WORK INSTRUCTIONS.
Your answer should be the full listing, copied word for word.

RECORDS SHOWN.
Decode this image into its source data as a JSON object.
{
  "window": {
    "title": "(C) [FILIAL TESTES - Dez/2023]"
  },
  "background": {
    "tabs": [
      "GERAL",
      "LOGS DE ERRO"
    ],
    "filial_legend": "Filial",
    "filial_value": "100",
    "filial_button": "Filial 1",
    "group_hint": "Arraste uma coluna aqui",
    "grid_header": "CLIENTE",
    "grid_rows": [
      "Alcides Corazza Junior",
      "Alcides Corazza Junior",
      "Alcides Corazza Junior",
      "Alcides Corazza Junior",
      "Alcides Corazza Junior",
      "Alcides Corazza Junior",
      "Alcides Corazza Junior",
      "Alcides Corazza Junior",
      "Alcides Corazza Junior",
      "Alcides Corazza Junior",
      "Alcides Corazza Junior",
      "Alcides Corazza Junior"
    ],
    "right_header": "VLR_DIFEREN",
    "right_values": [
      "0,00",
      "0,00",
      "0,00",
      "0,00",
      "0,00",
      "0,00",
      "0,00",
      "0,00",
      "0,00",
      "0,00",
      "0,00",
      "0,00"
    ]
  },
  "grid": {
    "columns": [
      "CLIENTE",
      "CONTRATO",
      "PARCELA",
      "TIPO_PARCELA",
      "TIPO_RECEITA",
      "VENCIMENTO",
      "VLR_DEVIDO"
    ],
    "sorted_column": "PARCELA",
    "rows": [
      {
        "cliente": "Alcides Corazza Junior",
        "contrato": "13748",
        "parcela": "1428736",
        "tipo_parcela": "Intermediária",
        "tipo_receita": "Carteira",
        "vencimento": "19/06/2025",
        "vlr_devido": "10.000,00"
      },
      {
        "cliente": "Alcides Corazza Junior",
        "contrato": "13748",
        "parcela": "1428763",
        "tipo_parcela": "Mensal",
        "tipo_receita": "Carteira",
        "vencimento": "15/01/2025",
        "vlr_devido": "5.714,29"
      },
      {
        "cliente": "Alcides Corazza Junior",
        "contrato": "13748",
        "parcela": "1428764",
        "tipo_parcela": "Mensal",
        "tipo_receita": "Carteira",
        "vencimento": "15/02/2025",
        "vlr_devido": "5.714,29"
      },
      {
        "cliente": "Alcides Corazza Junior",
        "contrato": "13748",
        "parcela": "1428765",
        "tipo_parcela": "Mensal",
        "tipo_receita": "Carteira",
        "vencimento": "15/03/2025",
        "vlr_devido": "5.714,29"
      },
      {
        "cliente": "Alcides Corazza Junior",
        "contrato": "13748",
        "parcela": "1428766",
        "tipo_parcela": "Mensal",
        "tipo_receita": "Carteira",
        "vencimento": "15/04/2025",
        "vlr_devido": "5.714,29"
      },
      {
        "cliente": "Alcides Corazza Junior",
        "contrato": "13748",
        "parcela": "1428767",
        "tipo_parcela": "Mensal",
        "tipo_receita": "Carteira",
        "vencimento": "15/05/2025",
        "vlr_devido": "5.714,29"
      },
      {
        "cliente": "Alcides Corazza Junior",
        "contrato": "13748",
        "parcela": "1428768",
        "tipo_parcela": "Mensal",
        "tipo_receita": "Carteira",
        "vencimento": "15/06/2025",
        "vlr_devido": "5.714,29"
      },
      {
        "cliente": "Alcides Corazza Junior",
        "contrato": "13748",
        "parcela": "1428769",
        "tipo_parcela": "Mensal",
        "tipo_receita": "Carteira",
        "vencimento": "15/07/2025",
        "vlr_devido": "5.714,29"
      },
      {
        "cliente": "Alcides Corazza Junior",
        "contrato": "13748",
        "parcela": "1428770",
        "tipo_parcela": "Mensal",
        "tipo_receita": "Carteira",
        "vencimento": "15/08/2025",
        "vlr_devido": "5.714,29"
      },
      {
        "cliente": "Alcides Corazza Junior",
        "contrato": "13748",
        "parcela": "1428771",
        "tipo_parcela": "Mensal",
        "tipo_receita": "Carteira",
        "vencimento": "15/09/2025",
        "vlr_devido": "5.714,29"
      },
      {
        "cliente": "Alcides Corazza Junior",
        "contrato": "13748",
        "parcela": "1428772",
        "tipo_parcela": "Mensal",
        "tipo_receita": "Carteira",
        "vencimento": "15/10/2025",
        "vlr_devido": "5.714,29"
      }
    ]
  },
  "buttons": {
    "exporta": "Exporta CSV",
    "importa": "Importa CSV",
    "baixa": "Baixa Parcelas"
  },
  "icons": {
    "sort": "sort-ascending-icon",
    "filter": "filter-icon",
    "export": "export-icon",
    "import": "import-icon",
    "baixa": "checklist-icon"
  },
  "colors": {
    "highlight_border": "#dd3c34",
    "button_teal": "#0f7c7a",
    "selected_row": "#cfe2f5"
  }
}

REPLY.
Decode this image into its source data as a JSON object.
{
  "window": {
    "title": "(C) [FILIAL TESTES - Dez/2023]"
  },
  "background": {
    "tabs": [
      "GERAL",
      "LOGS DE ERRO"
    ],
    "filial_legend": "Filial",
    "filial_value": "100",
    "filial_button": "Filial 1",
    "group_hint": "Arraste uma coluna aqui",
    "grid_header": "CLIENTE",
    "grid_rows": [
      "Alcides Corazza Junior",
      "Alcides Corazza Junior",
      "Alcides Corazza Junior",
      "Alcides Corazza Junior",
      "Alcides Corazza Junior",
      "Alcides Corazza Junior",
      "Alcides Corazza Junior",
      "Alcides Corazza Junior",
      "Alcides Corazza Junior",
      "Alcides Corazza Junior",
      "Alcides Corazza Junior",
      "Alcides Corazza Junior"
    ],
    "right_header": "VLR_DIFEREN",
    "right_values": [
      "0,00",
      "0,00",
      "0,00",
      "0,00",
      "0,00",
      "0,00",
      "0,00",
      "0,00",
      "0,00",
      "0,00",
      "0,00",
      "0,00"
    ]
  },
  "grid": {
    "columns": [
      "CLIENTE",
      "CONTRATO",
      "PARCELA",
      "TIPO_PARCELA",
      "TIPO_RECEITA",
      "VENCIMENTO",
      "VLR_DEVIDO"
    ],
    "sorted_column": "PARCELA",
    "rows": [
      {
        "cliente": "Alcides Corazza Junior",
        "contrato": "13748",
        "parcela": "1428736",
        "tipo_parcela": "Intermediária",
        "tipo_receita": "Carteira",
        "vencimento": "19/06/2025",
        "vlr_devido": "10.000,00"
      },
      {
        "cliente": "Alcides Corazza Junior",
        "contrato": "13748",
        "parcela": "1428763",
        "tipo_parcela": "Mensal",
        "tipo_receita": "Carteira",
        "vencimento": "15/01/2025",
        "vlr_devido": "5.714,29"
      },
      {
        "cliente": "Alcides Corazza Junior",
        "contrato": "13748",
        "parcela": "1428764",
        "tipo_parcela": "Mensal",
        "tipo_receita": "Carteira",
        "vencimento": "15/02/2025",
        "vlr_devido": "5.714,29"
      },
      {
        "cliente": "Alcides Corazza Junior",
        "contrato": "13748",
        "parcela": "1428765",
        "tipo_parcela": "Mensal",
        "tipo_receita": "Carteira",
        "vencimento": "15/03/2025",
        "vlr_devido": "5.714,29"
      },
      {
        "cliente": "Alcides Corazza Junior",
        "contrato": "13748",
        "parcela": "1428766",
        "tipo_parcela": "Mensal",
        "tipo_receita": "Carteira",
        "vencimento": "15/04/2025",
        "vlr_devido": "5.714,29"
      },
      {
        "cliente": "Alcides Corazza Junior",
        "contrato": "13748",
        "parcela": "1428767",
        "tipo_parcela": "Mensal",
        "tipo_receita": "Carteira",
        "vencimento": "15/05/2025",
        "vlr_devido": "5.714,29"
      },
      {
        "cliente": "Alcides Corazza Junior",
        "contrato": "13748",
        "parcela": "1428768",
        "tipo_parcela": "Mensal",
        "tipo_receita": "Carteira",
        "vencimento": "15/06/2025",
        "vlr_devido": "5.714,29"
      },
      {
        "cliente": "Alcides Corazza Junior",
        "contrato": "13748",
        "parcela": "1428769",
        "tipo_parcela": "Mensal",
        "tipo_receita": "Carteira",
        "vencimento": "15/07/2025",
        "vlr_devido": "5.714,29"
      },
      {
        "cliente": "Alcides Corazza Junior",
        "contrato": "13748",
        "parcela": "1428770",
        "tipo_parcela": "Mensal",
        "tipo_receita": "Carteira",
        "vencimento": "15/08/2025",
        "vlr_devido": "5.714,29"
      },
      {
        "cliente": "Alcides Corazza Junior",
        "contrato": "13748",
        "parcela": "1428771",
        "tipo_parcela": "Mensal",
        "tipo_receita": "Carteira",
        "vencimento": "15/09/2025",
        "vlr_devido": "5.714,29"
      },
      {
        "cliente": "Alcides Corazza Junior",
        "contrato": "13748",
        "parcela": "1428772",
        "tipo_parcela": "Mensal",
        "tipo_receita": "Carteira",
        "vencimento": "15/10/2025",
        "vlr_devido": "5.714,29"
      }
    ]
  },
  "buttons": {
    "exporta": "Exporta CSV",
    "importa": "Importa CSV",
    "baixa": "Baixa Parcelas"
  },
  "icons": {
    "sort": "sort-ascending-icon",
    "filter": "filter-icon",
    "export": "export-icon",
    "import": "import-icon",
    "baixa": "checklist-icon"
  },
  "colors": {
    "highlight_border": "#dd3c34",
    "button_teal": "#0f7c7a",
    "selected_row": "#cfe2f5"
  }
}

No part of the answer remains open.